Second reason: Ricky Rubio. 12 points on 10 “true” shots; three steals; two turnovers; let’s call it 10 assists (would’ve been more if the Wolves had been even semi-competent at hitting open shots); +9 on the game. He disrupted passing lanes. Despite having his ankles dissolved by a Jarrett Jack crossover, he mostly kept the ball in front of him; he was solid on pick-and-roll. From your 21-year-old rookie in his first career start, in a game as ragged as this one, that’s awfully nice. Most importantly, in keeping with what we’ve been seeing so far this year, the Wolves offense was much smoother and more able to generate easy shots, when Rubio was running the point. The recipe is pretty transparent: Ricky attacks the defense with the dribble and then finds an open shooter. Sounds simple, but its the essence of NBA point guard play and Rubio is already pretty advanced in the nuances of spacing, timing and anticipation that make the formula effective.

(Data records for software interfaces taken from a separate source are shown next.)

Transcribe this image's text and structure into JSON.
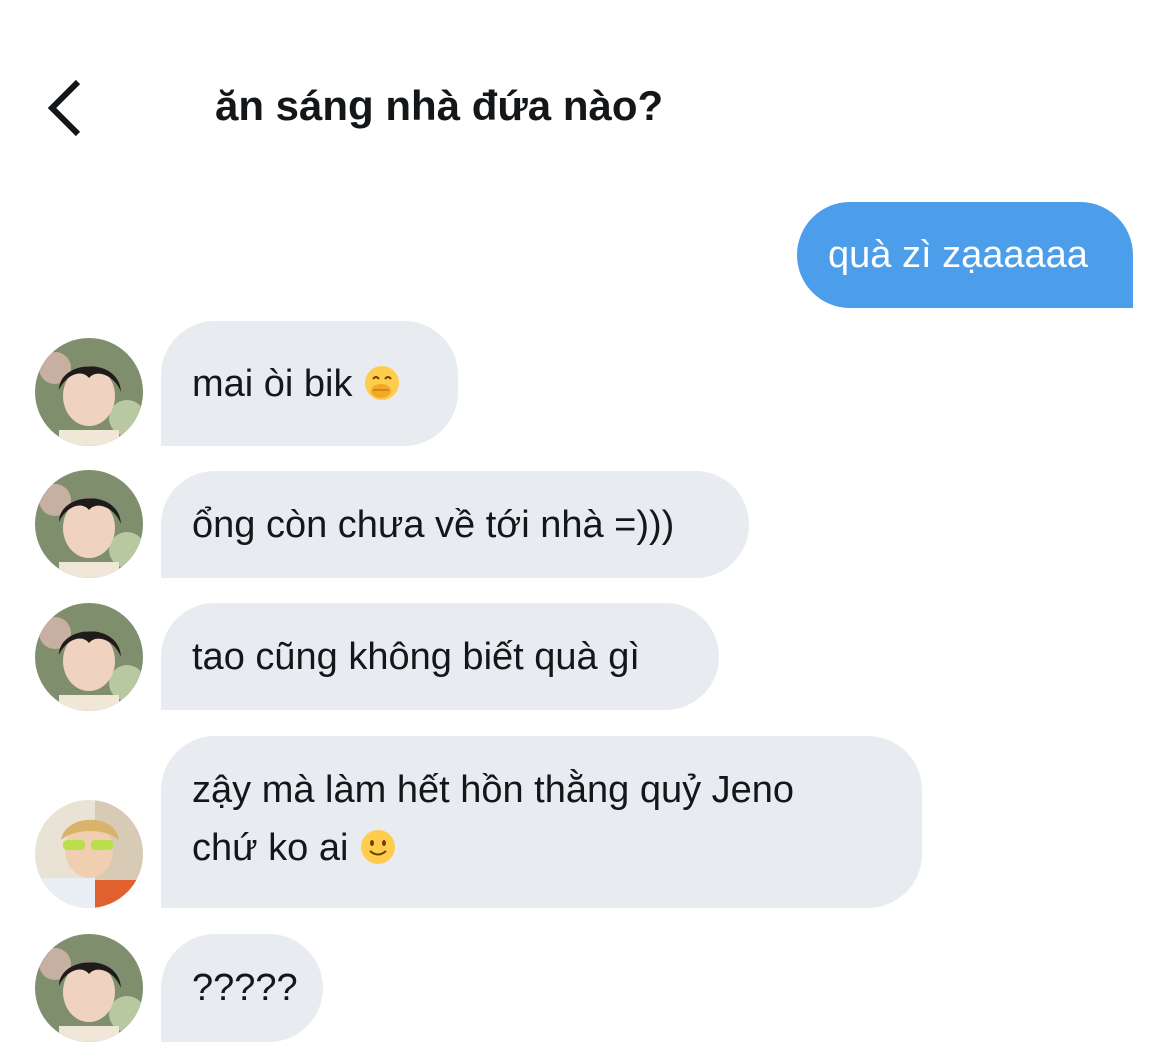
{
  "header": {
    "title": "ăn sáng nhà đứa nào?",
    "back_icon": "chevron-left-icon"
  },
  "messages": [
    {
      "direction": "outgoing",
      "text": "quà zì zạaaaaa"
    },
    {
      "direction": "incoming",
      "sender": "user-a",
      "text": "mai òi bik",
      "emoji": "face-with-hand-over-mouth"
    },
    {
      "direction": "incoming",
      "sender": "user-a",
      "text": "ổng còn chưa về tới nhà =)))"
    },
    {
      "direction": "incoming",
      "sender": "user-a",
      "text": "tao cũng không biết quà gì"
    },
    {
      "direction": "incoming",
      "sender": "user-b",
      "line1": "zậy mà làm hết hồn thằng quỷ Jeno",
      "line2": "chứ ko ai",
      "emoji": "slightly-smiling-face"
    },
    {
      "direction": "incoming",
      "sender": "user-a",
      "text": "?????"
    }
  ],
  "colors": {
    "outgoing_bubble": "#4c9eeb",
    "incoming_bubble": "#e8ebef",
    "text": "#14171a"
  }
}
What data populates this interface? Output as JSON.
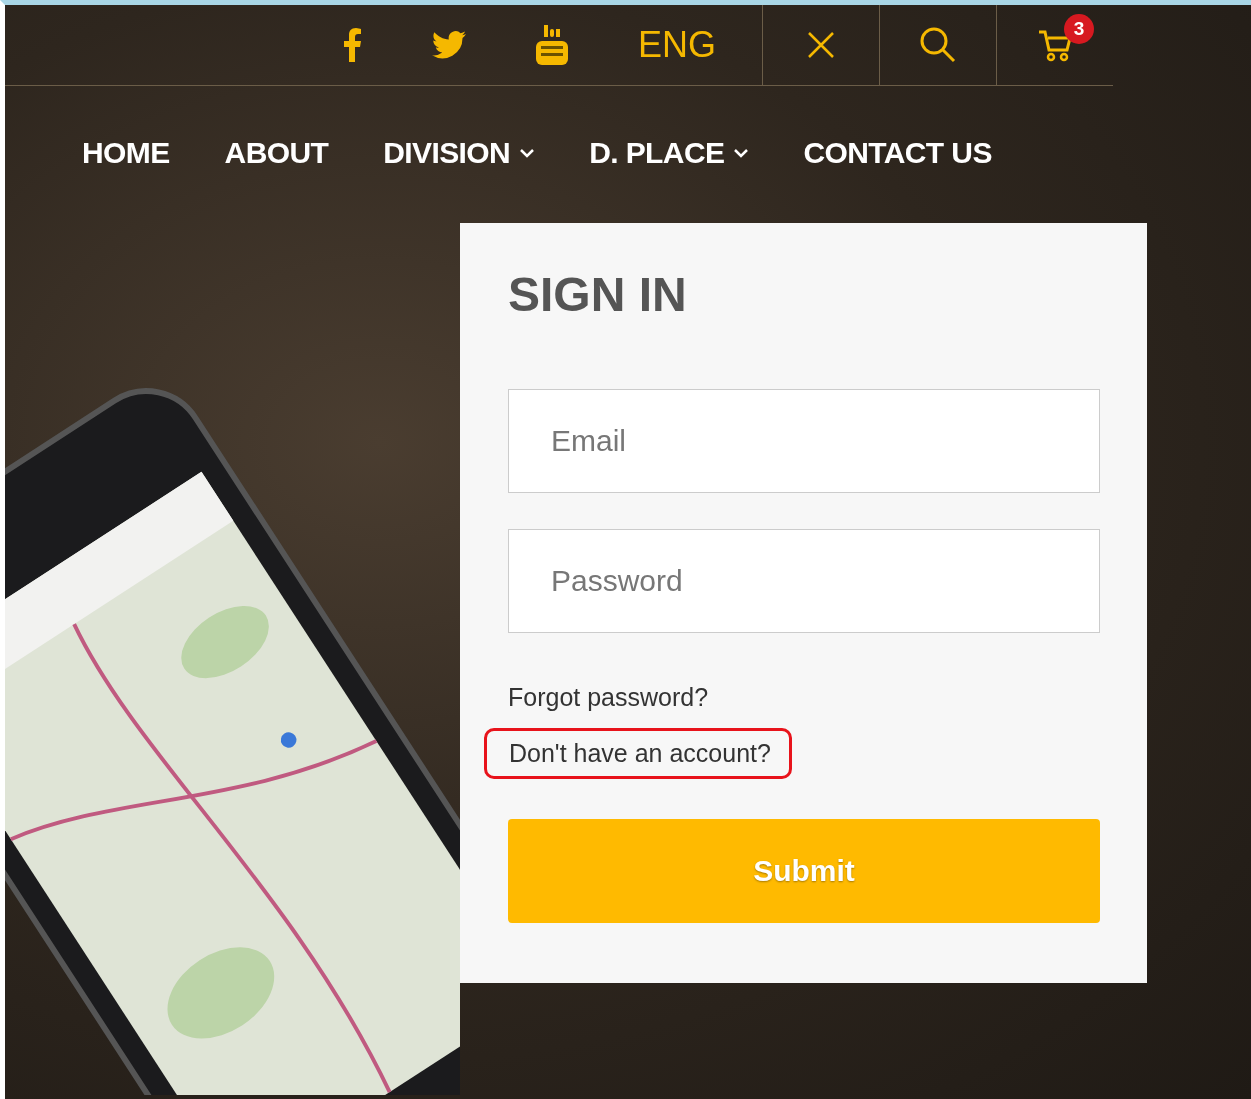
{
  "top_bar": {
    "language": "ENG",
    "cart_count": "3"
  },
  "nav": [
    {
      "label": "HOME",
      "dropdown": false
    },
    {
      "label": "ABOUT",
      "dropdown": false
    },
    {
      "label": "DIVISION",
      "dropdown": true
    },
    {
      "label": "D. PLACE",
      "dropdown": true
    },
    {
      "label": "CONTACT US",
      "dropdown": false
    }
  ],
  "sign_in": {
    "title": "SIGN IN",
    "email": {
      "placeholder": "Email"
    },
    "password": {
      "placeholder": "Password"
    },
    "forgot_link": "Forgot password?",
    "signup_link": "Don't have an account?",
    "signup_highlighted": true,
    "submit": "Submit"
  }
}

Third and final reason: your friend Kevin Love. Love, thankfully, seemed to free himself from that nasty little shooting slump he’s been mired in over the past two games. And faced, for a rare game, with a cover neither bigger nor quicker than himself (Carl Landry), he had a real defensive impact around the basket. Most significantly, though, Love is showing a rare skill and one that may answer some questions about his value to a team. In this game, as he did against Oklahoma City, Love managed to take over a game with his body positioning and rebounding. He was so strong on the block, such an active threat on the glass, that he single-handedly forced the Hornets into foul trouble. Love’s 15-point third quarter was highlighted by a few pure jumpers and a nice sweep-through drive on Jason Smith, but the real heart of the thing was at the line. Love’s activity forced the Hornets into the penalty early in both the third and fourth quarters. The Wolves shot 38 free throws in the game, compared to New Orleans’ 16; this disparity was decisive and it was mostly thanks to Love.